|Powder coated metal stool from Target. $29 each but there's an offer at the moment where you can buy a pair for $49. Available in black and white. And yes, the price sticker comes off easily.|
And this, readers, is a case in point. Meet my new hair drying stool from Target.
Technically its a bar stool but we're plain talking here at the manor so a hair drying stool it is. Life is so hectic for all of us these days and that luxurious soak in the bath with a glass of wine and a good book all working mothers are meant to gift themselves after the children have been put to bed has its roots more in fantasy that any reality of mine. A hair drying stool is a more attainable luxury for me. It's hard not to feel a bit special when you've perched yourself on a comfy stool and tucked your feet wherever takes your fancy as you wave your dryer around your head and let your mind drift off to the tune of its loud white noise.

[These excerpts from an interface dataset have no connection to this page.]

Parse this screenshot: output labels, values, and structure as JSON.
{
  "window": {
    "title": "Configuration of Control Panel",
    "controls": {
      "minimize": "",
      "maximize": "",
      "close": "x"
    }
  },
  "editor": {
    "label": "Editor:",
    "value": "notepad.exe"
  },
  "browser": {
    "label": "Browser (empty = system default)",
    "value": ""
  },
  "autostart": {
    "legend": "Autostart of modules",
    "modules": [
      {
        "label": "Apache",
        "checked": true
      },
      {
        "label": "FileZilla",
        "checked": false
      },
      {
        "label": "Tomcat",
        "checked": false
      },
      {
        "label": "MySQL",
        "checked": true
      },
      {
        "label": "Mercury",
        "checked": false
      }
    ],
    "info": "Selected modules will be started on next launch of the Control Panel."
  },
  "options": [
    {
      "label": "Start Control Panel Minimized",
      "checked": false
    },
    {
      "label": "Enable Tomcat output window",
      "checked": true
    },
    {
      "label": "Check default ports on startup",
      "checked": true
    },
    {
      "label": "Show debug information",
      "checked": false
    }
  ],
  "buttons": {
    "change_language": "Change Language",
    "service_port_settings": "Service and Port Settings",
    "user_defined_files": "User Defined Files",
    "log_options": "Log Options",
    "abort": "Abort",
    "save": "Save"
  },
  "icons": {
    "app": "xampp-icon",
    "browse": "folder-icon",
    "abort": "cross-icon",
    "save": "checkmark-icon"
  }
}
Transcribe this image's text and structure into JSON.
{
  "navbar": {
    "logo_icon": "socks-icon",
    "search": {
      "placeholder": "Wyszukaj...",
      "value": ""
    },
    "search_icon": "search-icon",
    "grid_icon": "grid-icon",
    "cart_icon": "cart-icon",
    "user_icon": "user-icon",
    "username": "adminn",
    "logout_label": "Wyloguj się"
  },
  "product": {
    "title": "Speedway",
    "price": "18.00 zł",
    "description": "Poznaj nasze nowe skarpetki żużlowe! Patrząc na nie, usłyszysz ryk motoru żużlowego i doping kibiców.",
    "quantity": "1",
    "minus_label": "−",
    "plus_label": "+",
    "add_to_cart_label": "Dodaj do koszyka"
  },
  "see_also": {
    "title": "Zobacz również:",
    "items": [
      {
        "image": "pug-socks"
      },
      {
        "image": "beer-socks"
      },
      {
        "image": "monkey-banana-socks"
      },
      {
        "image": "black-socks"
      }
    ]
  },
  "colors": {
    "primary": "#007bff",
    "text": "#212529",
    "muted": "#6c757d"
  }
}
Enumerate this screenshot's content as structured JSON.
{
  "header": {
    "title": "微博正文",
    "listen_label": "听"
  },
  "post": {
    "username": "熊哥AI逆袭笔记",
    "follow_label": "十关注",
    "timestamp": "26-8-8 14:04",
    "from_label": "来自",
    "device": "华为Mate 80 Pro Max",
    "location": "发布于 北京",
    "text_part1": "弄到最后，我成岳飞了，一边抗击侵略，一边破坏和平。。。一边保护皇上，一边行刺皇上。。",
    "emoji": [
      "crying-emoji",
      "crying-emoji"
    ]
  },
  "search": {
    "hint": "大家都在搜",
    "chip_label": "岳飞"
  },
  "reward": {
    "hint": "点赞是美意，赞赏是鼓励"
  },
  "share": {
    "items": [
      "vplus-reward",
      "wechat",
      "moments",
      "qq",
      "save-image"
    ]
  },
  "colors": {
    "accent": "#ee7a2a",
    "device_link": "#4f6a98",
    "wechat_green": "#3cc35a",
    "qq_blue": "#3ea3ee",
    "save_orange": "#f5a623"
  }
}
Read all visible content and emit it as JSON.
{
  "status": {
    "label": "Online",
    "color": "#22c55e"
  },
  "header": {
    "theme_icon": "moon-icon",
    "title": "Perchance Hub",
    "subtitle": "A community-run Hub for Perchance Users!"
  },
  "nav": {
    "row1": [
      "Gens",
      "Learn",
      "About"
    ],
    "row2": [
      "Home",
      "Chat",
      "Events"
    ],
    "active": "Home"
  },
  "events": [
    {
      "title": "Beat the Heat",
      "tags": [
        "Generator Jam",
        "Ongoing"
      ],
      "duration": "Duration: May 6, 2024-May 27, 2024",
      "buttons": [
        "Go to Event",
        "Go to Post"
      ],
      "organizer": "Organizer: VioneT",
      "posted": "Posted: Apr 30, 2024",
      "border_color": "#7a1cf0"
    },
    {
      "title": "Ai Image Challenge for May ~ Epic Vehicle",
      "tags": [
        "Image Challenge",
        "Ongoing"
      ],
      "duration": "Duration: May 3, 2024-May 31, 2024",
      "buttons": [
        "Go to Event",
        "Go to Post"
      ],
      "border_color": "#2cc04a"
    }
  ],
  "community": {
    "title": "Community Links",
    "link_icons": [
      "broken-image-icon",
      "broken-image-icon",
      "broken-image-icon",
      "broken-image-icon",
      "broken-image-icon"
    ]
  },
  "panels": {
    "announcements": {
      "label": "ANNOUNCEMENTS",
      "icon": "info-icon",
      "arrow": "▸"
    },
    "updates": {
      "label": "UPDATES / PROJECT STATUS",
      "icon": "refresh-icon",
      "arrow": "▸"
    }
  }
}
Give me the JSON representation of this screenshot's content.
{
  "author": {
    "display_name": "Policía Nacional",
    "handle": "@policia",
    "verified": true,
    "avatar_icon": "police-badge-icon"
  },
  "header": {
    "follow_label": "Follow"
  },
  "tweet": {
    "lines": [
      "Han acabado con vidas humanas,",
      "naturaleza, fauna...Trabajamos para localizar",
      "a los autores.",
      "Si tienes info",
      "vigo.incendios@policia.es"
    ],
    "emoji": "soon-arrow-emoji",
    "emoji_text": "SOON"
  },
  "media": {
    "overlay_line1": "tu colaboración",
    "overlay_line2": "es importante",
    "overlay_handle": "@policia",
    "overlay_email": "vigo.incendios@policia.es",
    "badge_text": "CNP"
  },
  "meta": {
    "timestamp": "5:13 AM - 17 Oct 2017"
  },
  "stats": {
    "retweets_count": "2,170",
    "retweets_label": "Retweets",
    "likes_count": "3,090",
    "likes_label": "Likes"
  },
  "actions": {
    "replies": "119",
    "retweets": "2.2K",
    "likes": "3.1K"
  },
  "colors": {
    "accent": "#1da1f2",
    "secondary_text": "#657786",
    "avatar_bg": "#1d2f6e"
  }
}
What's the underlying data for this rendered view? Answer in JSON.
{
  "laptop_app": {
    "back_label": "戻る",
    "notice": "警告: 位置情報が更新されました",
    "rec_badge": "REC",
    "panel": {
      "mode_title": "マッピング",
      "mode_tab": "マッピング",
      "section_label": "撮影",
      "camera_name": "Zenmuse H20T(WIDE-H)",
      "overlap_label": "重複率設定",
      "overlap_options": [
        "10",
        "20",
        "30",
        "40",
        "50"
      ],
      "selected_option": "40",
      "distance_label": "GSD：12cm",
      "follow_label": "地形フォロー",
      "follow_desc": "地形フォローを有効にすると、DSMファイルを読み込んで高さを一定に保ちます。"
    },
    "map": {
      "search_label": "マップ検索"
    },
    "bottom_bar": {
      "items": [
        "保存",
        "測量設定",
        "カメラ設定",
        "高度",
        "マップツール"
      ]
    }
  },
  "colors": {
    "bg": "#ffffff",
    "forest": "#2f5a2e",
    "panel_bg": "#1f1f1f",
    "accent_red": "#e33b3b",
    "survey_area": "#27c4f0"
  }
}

I'm having a chuckle at my own expense now because I think I've just written my own contribution to Coulda shoulda woulda's blog series Chairs and Their Anthropmorphic Personas. The Target interpretation of iconic furniture designs - the chair an acquaintance of yours might own because her off duty world is all about mum jeans, hiking shoes, dryer friendly clothing and surfaces which can be cleaned at a pinch by antiseptic wipes.
It's been all about the whimsical thoughts in my mind as the rest of me went about doing what had to be done.
I was at the pool this morning. Not the actual pool above but another one, designed for a wider audience. What they both have in common is lots of windows with natural light pouring through them and a few artfully placed palm trees poolside.
And it struck me. One thing I'd like to do with all my time when I get to retire. I'd like to be a lady retiree who gets to the pool to do her laps a few times a week.
I met a few of these ladies this morning and they're an absolute delight to be around. There was a cheery greeting for every one of of us who entered the change room after them. There was the latest gossip about their skirt chasing male friends. There was the insightful analysis of the personality traits of their more dysfunctional siblings. There was much happiness expressed at how easy life was when living alone and all you had to do was please yourself or host an adult grandchild, niece or nephew every so often.
Conversations were carried on between shower stalls. Bits and pieces were efficiently packed into bags before being tucked into wheelie cases and with a cloud of talcum powder and a hearty 'see you next week, girls' they were off with a spring in their step and a bounce in their sensibly cut but youthful bobs. And those smiles. Those genuine smiles of women living life and enjoying it together. Love your work, girls.
What's that little thing you do for yourself after the rest of the house has gone to bed?
Is there anything you can see yourself doing (already) when you're retired and have all those hours in the day to live just for you?